Meet this week’s scholarly Personality, Tyra Zuri Hayes Beaman:

Date and place of birth: Nov. 3 in Henrico County

Current residence: Washington, D.C.

Family: Parents, Liz Hayes Mackey and Brad Mackey; and grandparents, Frances Hayes and Joseph Hayes.

Alma maters: Bachelor of arts in international studies from Spelman College.

When I learned I was selected for the Fulbright Fellowship: I learned I was a Fulbright Fellow while driving home from my Senior Soirée during my last week of undergrad.

First reaction: I screamed in disbelief!

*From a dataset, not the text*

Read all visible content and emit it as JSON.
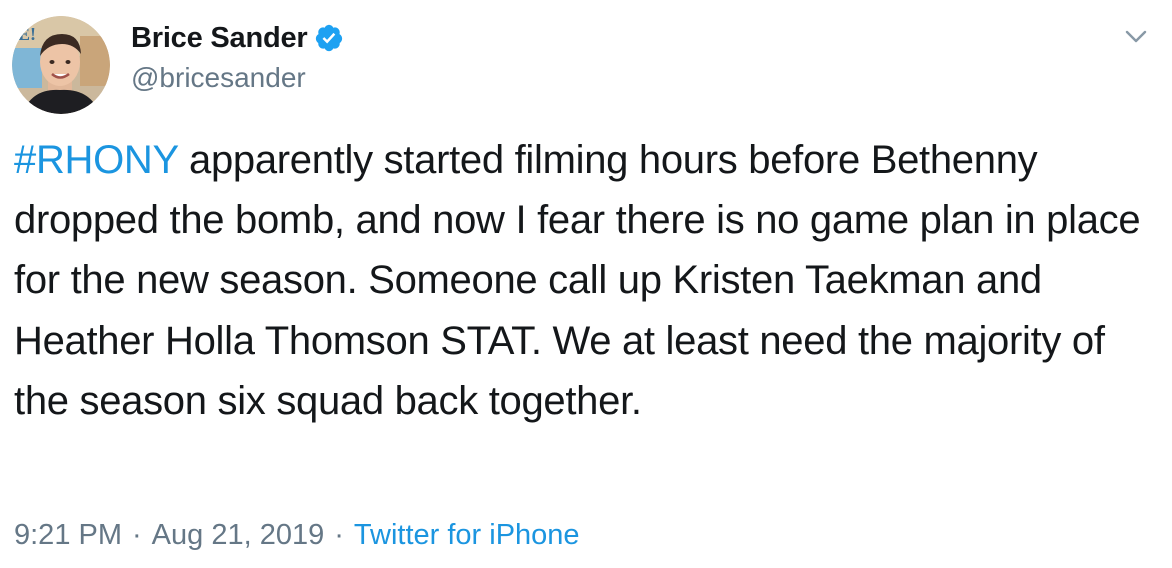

Senior week was filled with so many blessings, love and positivity, and it was overwhelming to receive such an amazing honor.

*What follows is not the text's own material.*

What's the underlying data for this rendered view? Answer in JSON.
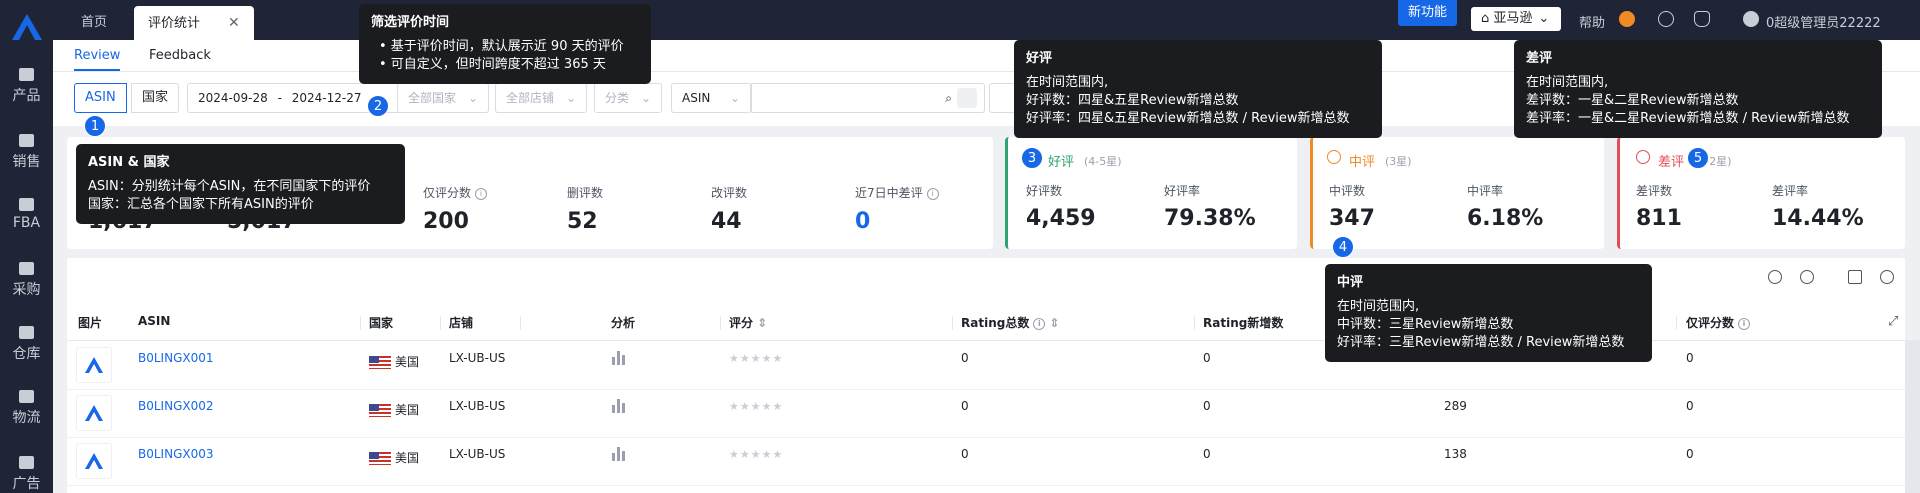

Number of finalists selected from Spelman: Spelman had four finalists and each finalist became a Fulbright Scholarship recipient.

When I learned I was selected for the Rangel Fellowship: It was spring break during my senior year, and I had returned to my compound after exploring and learning about the plight of Haitian slaves during the 16th, 17th and 18th centuries at a former slave plantation along the coast of Haiti.

First reaction: I could not stop crying! After competing as a Rhodes Scholar finalist, I was a bit broken down after not receiving the Rhodes. However, receiving the Rangel Fellowship on that particular day, in that particular space, felt almost divine. Haiti was the first country I had ever visited outside of the United States during my freshman year at Spelman and one of my first personal interactions with a U.S. ambassador. My first experience in Haiti is truly the reason why I want to become a U.S. foreign service officer. In the words of Pamela White, “Haiti is too rich to be poor.”

Number of Rangel finalists selected from Spelman: This year, my Spelman sister Sadé’ Tuckett and I both received the fellowship.

Reaction of family: Curiosity and excitement! My Mom and Dad understood what receiving both of the fellowships would mean. However, a lot of my family and close friends were not sure what this meant for my future, my safety and security and my long-term plans and dreams. I do not have anyone else in my family who has worked abroad or for the U.S. State Department, so they have a bit of fear and anxiety. However, I explained to them that going abroad for the U.S. government is one of the safest ways of traveling, as well as the best way to serve my country and the world.

What is involved in the Fulbright Fellowship Teaching Assistant program: As a Fulbright English Teaching Assistant, I will be supporting an instructor teaching grammar and culture and sharing my experiences with students who seek to soon travel to the United States from the Dominican Republic for school.